The ability of arbitrators to compel third party document discovery appears to be a serious, but largely below the radar issue that can be a very unpleasant surprise.  Depending on what Federal Circuit you are in or what state arbitration law governs, there may be little you can do about such a limitation short of an appeal to the US Supreme Court, and amendment to the FAA.  If your arbitrator’s powers to compel third-party discovery are limited, careful planning during contract drafting can prevent surprises down the road in the event an arbitrable dispute arises.

Endnotes

1.  LLC, 878 F.3d 703 (9th Cir. 2017)

2. 9 U.S.C.A. §7 (emphasis added)

3. 549 F.3d 210, 216 (2d Cir. 2008)

4. 360 F.3d 404, 407 (3d Cir. 2004)

5. Some commentators have also grouped the Sixth Circuit in this category, however the Sixth Circuit’s opinion is only applicable to labor disputes under §301 of the Labor Management Relations Act and not FAA §7See Am. Fed. of Television & Radio Artists, AFL-CIO v. WJBK-TV (New World Commc’ns of Detroit, Inc.), 164 F.3d 1004, 1007 (6th Cir. 1999). 

6. 228 F.3d 865 (8th Cir. 2000)

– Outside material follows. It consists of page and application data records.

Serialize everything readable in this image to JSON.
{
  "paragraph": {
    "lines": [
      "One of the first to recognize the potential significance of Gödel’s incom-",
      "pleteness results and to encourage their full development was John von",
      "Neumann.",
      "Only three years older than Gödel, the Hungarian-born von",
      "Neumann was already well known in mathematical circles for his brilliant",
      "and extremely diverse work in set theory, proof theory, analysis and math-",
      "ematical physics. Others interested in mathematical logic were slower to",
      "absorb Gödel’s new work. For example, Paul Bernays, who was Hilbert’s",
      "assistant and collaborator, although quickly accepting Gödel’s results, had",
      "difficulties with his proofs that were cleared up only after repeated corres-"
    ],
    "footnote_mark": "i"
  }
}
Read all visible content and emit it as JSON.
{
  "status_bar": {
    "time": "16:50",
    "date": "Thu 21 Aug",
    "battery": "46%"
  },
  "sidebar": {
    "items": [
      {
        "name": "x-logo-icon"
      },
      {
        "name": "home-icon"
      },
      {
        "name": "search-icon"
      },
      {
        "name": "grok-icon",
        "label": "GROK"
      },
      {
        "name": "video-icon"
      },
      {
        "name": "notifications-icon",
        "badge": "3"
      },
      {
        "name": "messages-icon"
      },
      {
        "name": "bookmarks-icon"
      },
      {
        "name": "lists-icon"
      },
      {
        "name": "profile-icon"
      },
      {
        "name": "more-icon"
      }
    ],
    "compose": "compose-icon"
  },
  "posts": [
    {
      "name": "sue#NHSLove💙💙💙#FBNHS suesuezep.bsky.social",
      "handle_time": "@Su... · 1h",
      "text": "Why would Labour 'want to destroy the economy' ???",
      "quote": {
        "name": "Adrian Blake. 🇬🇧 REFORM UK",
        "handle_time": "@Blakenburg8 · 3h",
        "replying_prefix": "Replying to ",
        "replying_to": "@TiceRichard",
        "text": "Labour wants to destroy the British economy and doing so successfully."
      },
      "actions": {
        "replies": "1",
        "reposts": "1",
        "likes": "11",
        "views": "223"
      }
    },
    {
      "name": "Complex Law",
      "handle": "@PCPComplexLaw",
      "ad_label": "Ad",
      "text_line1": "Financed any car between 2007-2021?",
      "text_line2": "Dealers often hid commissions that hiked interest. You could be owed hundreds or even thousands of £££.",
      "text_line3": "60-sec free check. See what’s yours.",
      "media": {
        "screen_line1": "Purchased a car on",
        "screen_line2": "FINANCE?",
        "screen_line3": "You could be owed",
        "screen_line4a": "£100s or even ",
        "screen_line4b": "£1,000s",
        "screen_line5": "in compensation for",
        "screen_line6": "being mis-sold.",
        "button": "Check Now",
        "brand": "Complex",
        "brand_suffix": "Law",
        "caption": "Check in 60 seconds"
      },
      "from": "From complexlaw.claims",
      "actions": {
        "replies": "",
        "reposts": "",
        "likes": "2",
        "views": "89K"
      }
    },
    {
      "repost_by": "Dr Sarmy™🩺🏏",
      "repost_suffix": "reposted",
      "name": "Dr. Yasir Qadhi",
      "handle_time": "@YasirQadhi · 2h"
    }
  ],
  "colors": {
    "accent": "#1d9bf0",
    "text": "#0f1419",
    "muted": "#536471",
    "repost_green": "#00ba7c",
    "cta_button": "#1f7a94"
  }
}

7. 190 F.3d 269, 276 (4th Cir. 1999)

8. 60 Misc.3d 222, 226, 76 N.Y.S.3d 752,755 (N.Y. Sup. Ct. 2018)

9. See Roche at 755-56 

10. Haw. Rev. Stat. § 658A-17(c) 

11. No. 25462, 2003 WL 22970975 (Haw. Dec. 18, 2003)

12. 22 A.D.3d 387, 388, 802 N.Y.S.2d 653, 654 (1st Dept. 2005)

13. Life Receivables, 549 F.3d at 218